“Australian and New Zealand troops descended on riot-torn Tonga on 18 November 2006, after demonstrators burned down most of the business district in the capital, Nuku’alofa. The deployment represents the latest stepping up in Antipodean intervention along the southwest Pacific “arc of instability”. The regional formula implanted in many minds in recent years – local riots, security breakdowns, government crises, coup fears – appears to lend itself naturally to a call for such intervention as the most appropriate solvent for the Pacific Islands’ internal political tensions. But is it?”
Howard’s doctrine, Shahar Hameiri, On line opinion, 28 November 2006
“The dispatching of Australian troops and Federal Police officers to the Kingdom of Tonga demonstrates just how much Australian foreign policy in the Pacific has changed in recent years. Australian Prime Minister John Howard called the Tonga mission an “act of brotherly generosity”, but in the not-so-distant past Australia had been very reluctant to commit its security forces to tackle the domestic security problems of its Pacific neighbours…..
“…..What the pro-democracy riots in Tonga represent, more than anything else, is the dissatisfaction of many Tongans with the market-friendly policies pursued by the late monarch Taufa’ahau Tupou IV, which have led to even greater concentration of wealth. The Tongan Government’s reputation has also suffered in recent years as a result of a series of shady and unsuccessful investments and an unpopular clamp-down on media freedom in 2003. Combine this with a relatively well-educated population and the picture is not so much that of lawlessness but of political discontent. As with the April riots in Honiara, we once again see disaffection turn into racism, with Chinese shop-owners targeted by rioters.

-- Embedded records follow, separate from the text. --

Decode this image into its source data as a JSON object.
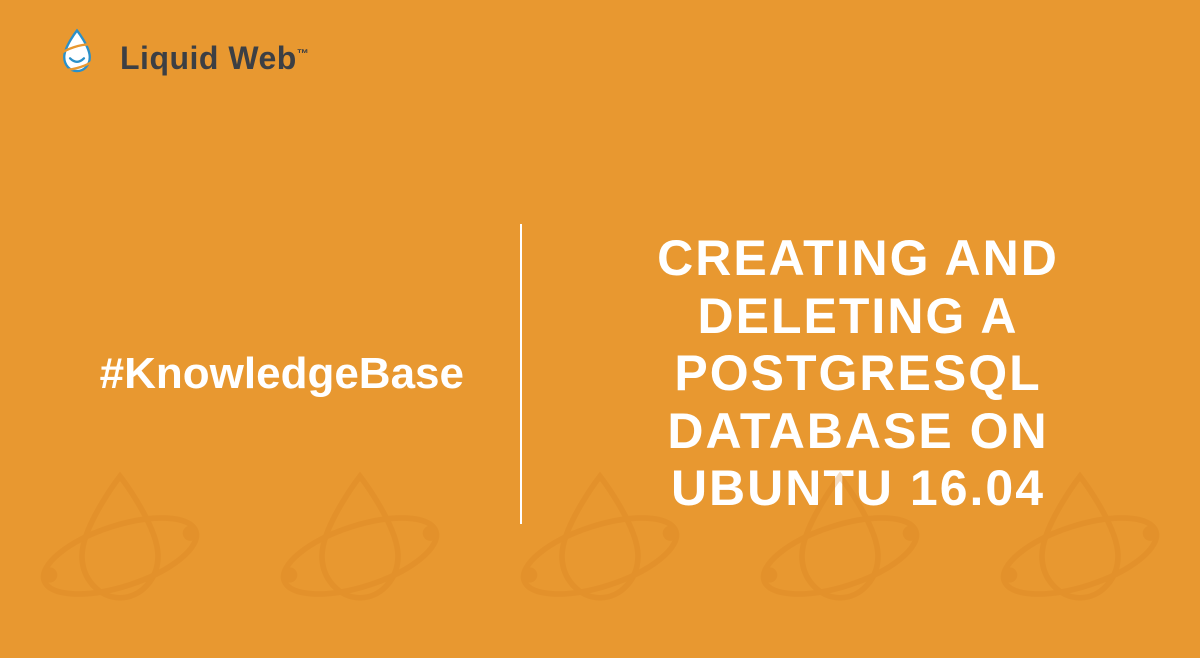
{
  "brand": {
    "name": "Liquid Web",
    "trademark": "™"
  },
  "hashtag": "#KnowledgeBase",
  "article_title": "CREATING AND DELETING A POSTGRESQL DATABASE ON UBUNTU 16.04"
}
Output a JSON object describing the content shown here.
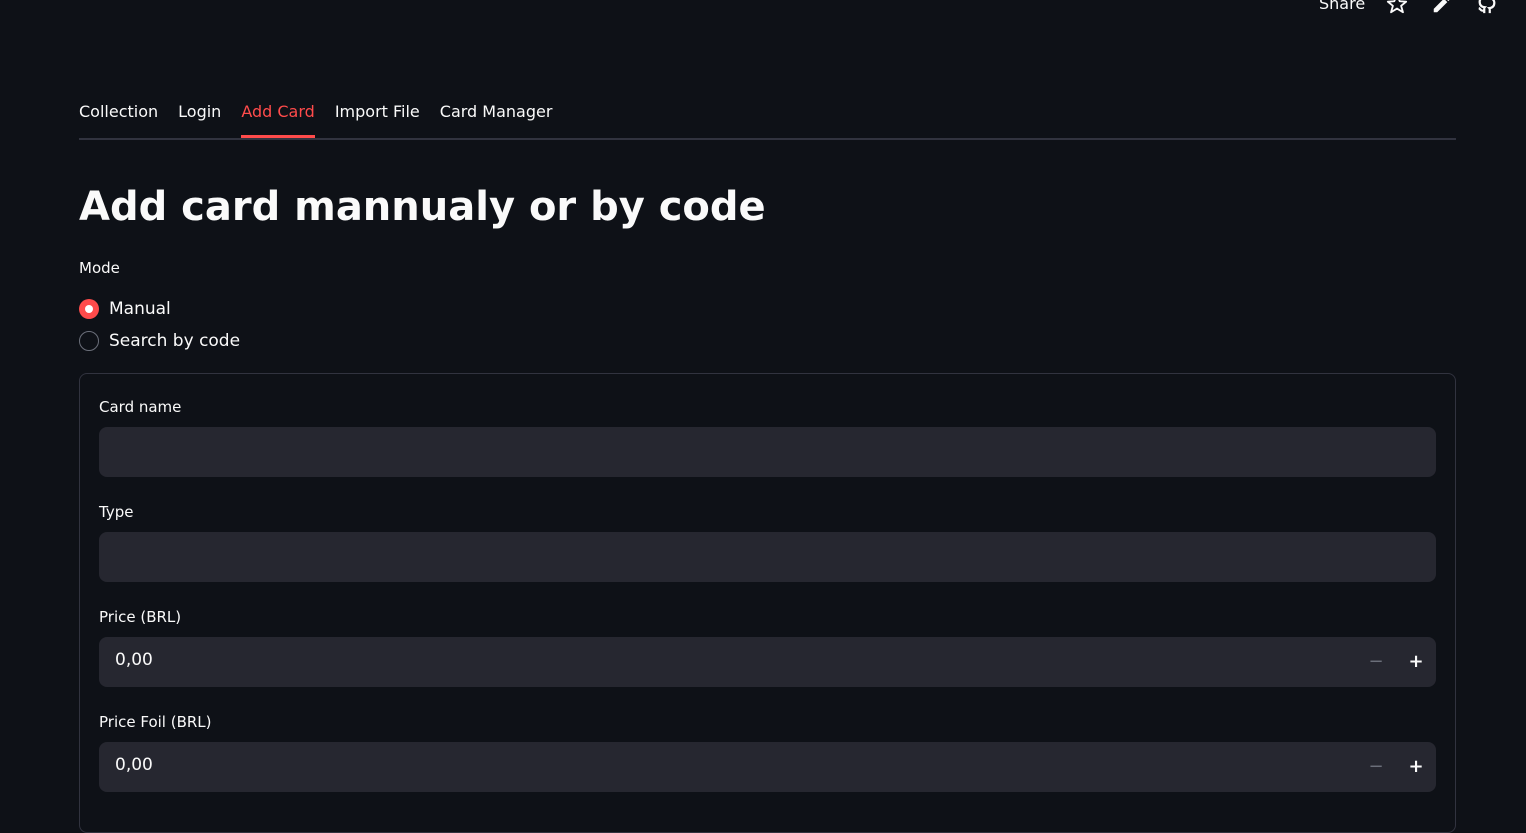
{
  "header": {
    "share_label": "Share"
  },
  "tabs": [
    {
      "label": "Collection"
    },
    {
      "label": "Login"
    },
    {
      "label": "Add Card"
    },
    {
      "label": "Import File"
    },
    {
      "label": "Card Manager"
    }
  ],
  "active_tab": "Add Card",
  "page": {
    "title": "Add card mannualy or by code"
  },
  "mode": {
    "label": "Mode",
    "options": [
      "Manual",
      "Search by code"
    ],
    "selected": "Manual"
  },
  "form": {
    "card_name": {
      "label": "Card name",
      "value": ""
    },
    "type": {
      "label": "Type",
      "value": ""
    },
    "price": {
      "label": "Price (BRL)",
      "value": "0,00",
      "minus": "−",
      "plus": "+"
    },
    "price_foil": {
      "label": "Price Foil (BRL)",
      "value": "0,00",
      "minus": "−",
      "plus": "+"
    }
  },
  "colors": {
    "background": "#0e1117",
    "accent": "#ff4b4b",
    "input_bg": "#262730",
    "border": "#31333f"
  },
  "icons": [
    "star-icon",
    "pencil-icon",
    "github-icon"
  ]
}
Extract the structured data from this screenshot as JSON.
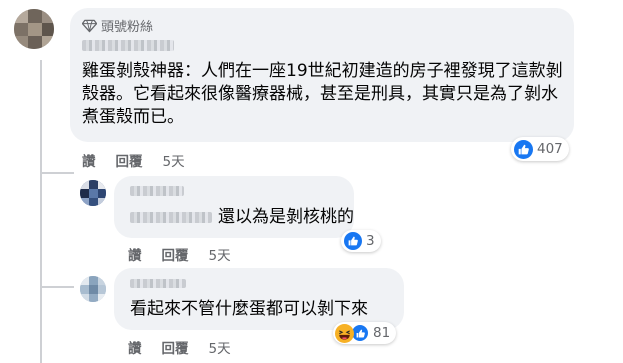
{
  "comment_main": {
    "badge_label": "頭號粉絲",
    "text": "雞蛋剝殼神器：人們在一座19世紀初建造的房子裡發現了這款剝殼器。它看起來很像醫療器械，甚至是刑具，其實只是為了剝水煮蛋殼而已。",
    "like_label": "讚",
    "reply_label": "回覆",
    "time": "5天",
    "reaction_count": "407",
    "reaction_icon": "thumbs-up-icon"
  },
  "reply_1": {
    "text": "還以為是剝核桃的",
    "like_label": "讚",
    "reply_label": "回覆",
    "time": "5天",
    "reaction_count": "3",
    "reaction_icon": "thumbs-up-icon"
  },
  "reply_2": {
    "text": "看起來不管什麼蛋都可以剝下來",
    "like_label": "讚",
    "reply_label": "回覆",
    "time": "5天",
    "reaction_count": "81",
    "reaction_icons": [
      "haha-icon",
      "thumbs-up-icon"
    ]
  },
  "colors": {
    "bubble_bg": "#f0f2f5",
    "meta_text": "#65676b",
    "like_blue": "#1877f2",
    "haha_yellow": "#f7b125"
  }
}
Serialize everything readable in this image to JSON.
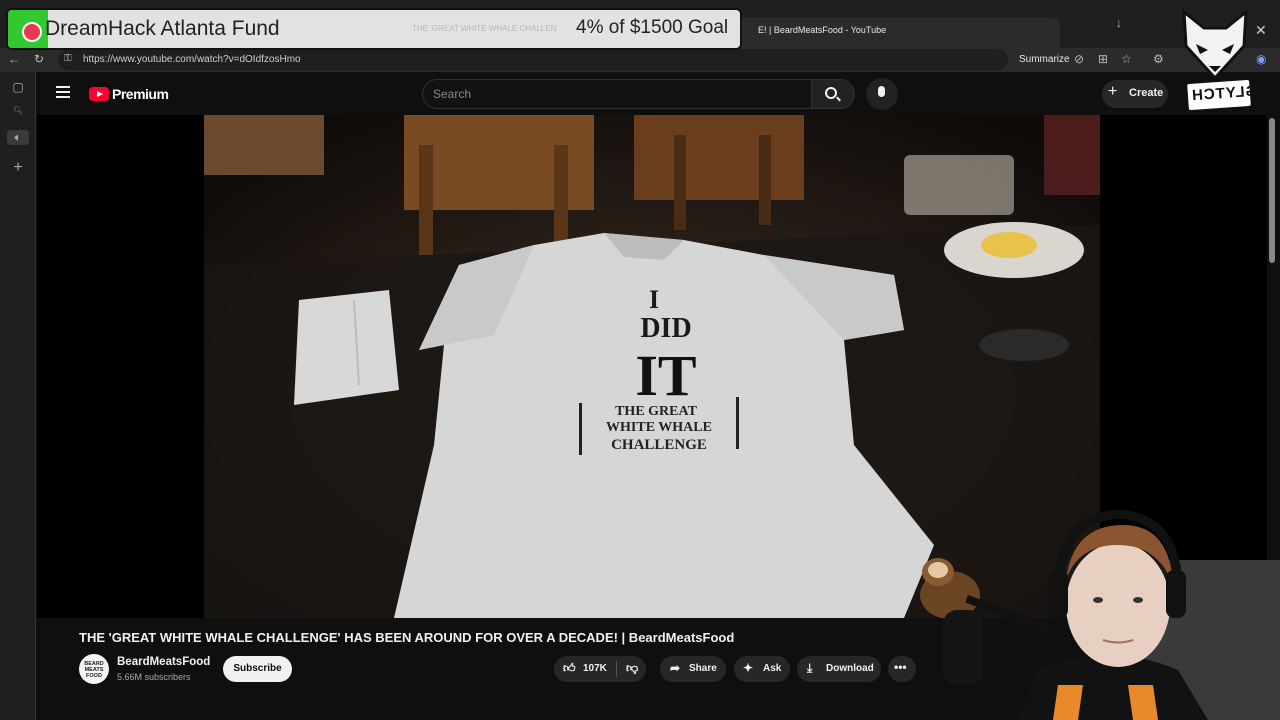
{
  "browser": {
    "tab_title": "E! | BeardMeatsFood - YouTube",
    "url": "https://www.youtube.com/watch?v=dOIdfzosHmo",
    "summarize_label": "Summarize",
    "close_glyph": "✕"
  },
  "youtube": {
    "logo_text": "Premium",
    "search_placeholder": "Search",
    "create_label": "Create",
    "video_title": "THE 'GREAT WHITE WHALE CHALLENGE' HAS BEEN AROUND FOR OVER A DECADE! | BeardMeatsFood",
    "channel": {
      "name": "BeardMeatsFood",
      "subscribers": "5.66M subscribers",
      "avatar_text": "BEARD MEATS FOOD"
    },
    "subscribe_label": "Subscribe",
    "actions": {
      "like_count": "107K",
      "share_label": "Share",
      "ask_label": "Ask",
      "download_label": "Download"
    },
    "video_shirt_text": [
      "I",
      "DID",
      "IT",
      "THE GREAT",
      "WHITE WHALE",
      "CHALLENGE"
    ]
  },
  "overlay": {
    "fund_title": "DreamHack Atlanta Fund",
    "fund_ghost_text": "THE 'GREAT WHITE WHALE CHALLEN",
    "fund_goal": "4% of $1500 Goal",
    "fund_progress_percent": 4,
    "glytch_text": "GLYTCH"
  },
  "colors": {
    "youtube_red": "#ff0033",
    "progress_green": "#32c832",
    "page_bg": "#0f0f0f"
  }
}
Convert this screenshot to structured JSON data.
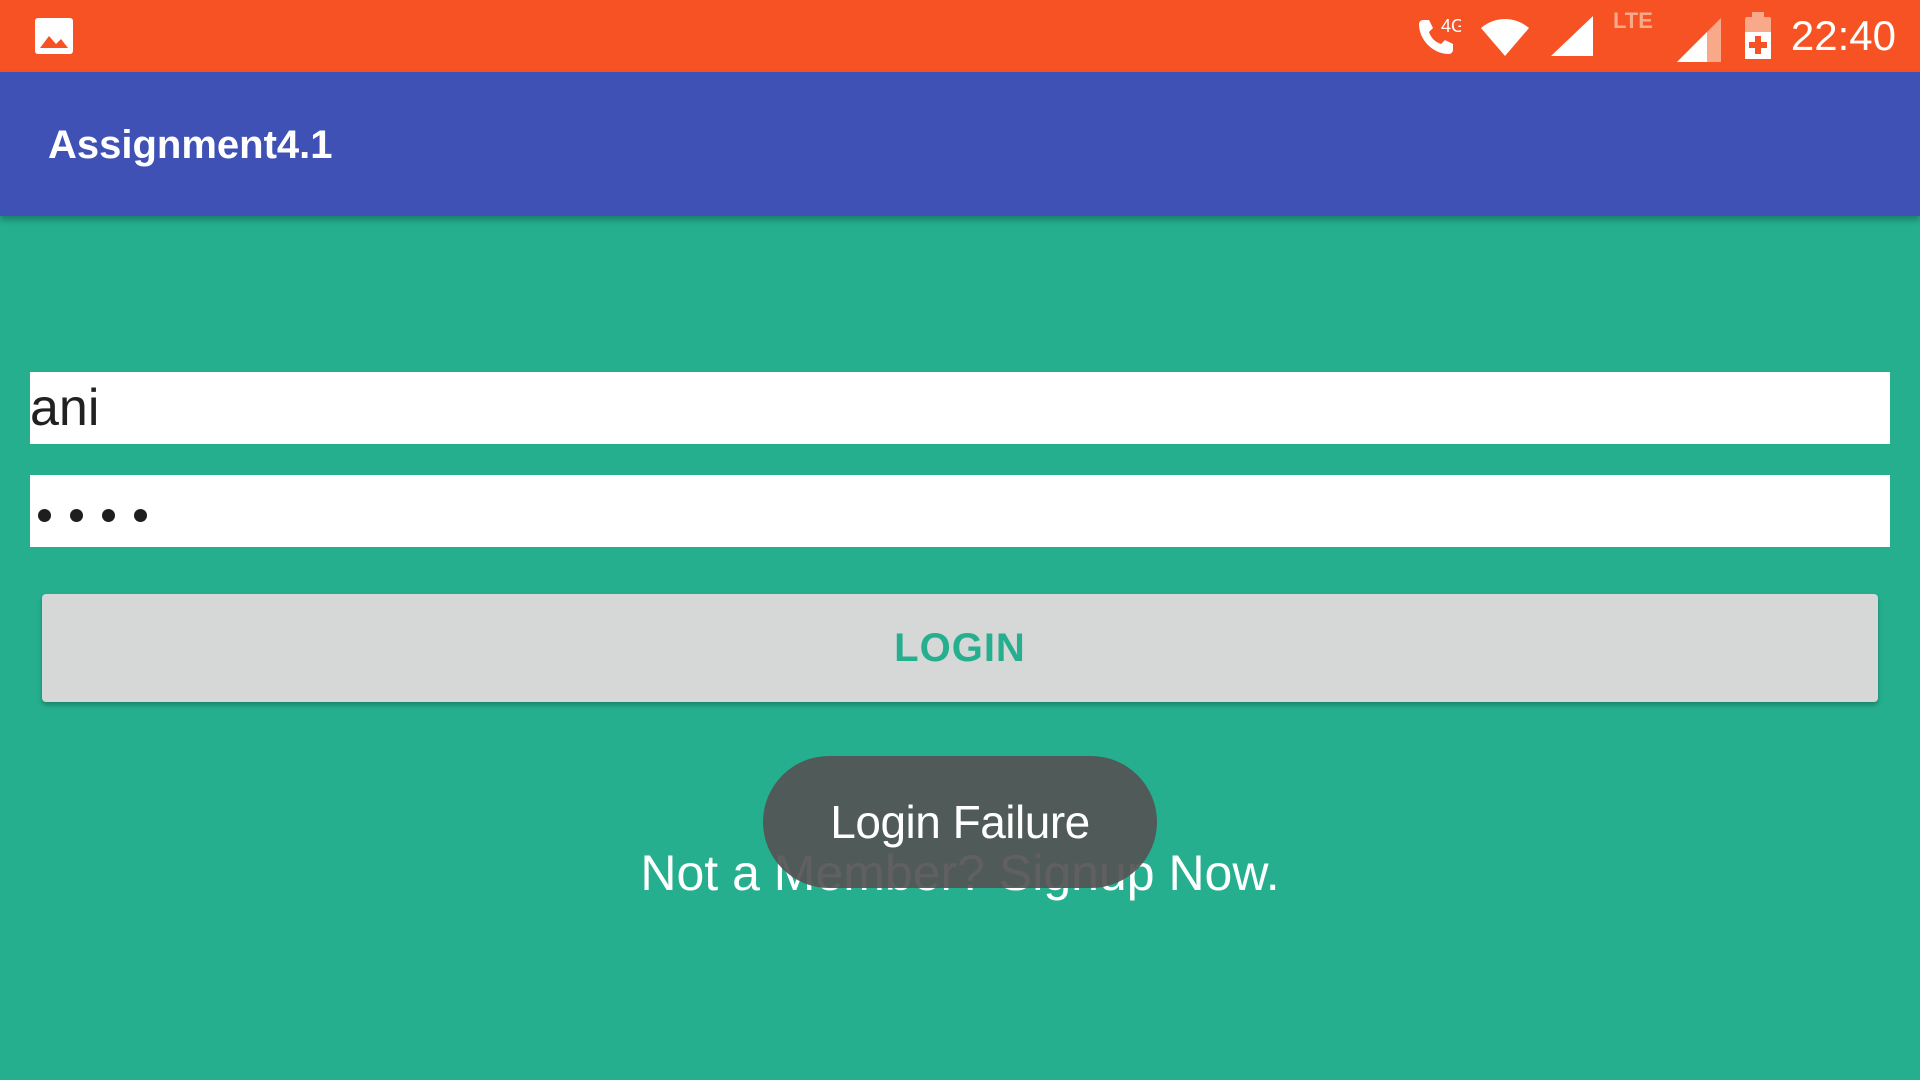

“The Australian Government, through its aid program, has attempted to shore up the very same market-friendly reforms that partly led to the recent riots. Furthermore, it is clear that there is no substitute for the current undemocratic power structure if economic reforms are to be further embedded, considering the country’s very uneven wealth distribution. Ironically, then, one arm of government was sent to contain a conflict that emerged in part due to policies promoted by another arm of government. Of course, Australian aid is only a fraction of the sum-total received by Tonga each year, but the emphasis on state building for market-led development is common to all major donors. For as long as the fundamentals of the government’s development dogma remain unquestioned, Australian troops and police officers will continue to be deployed to Pacific states to put out spot-fires, without truly addressing the root of the problem.”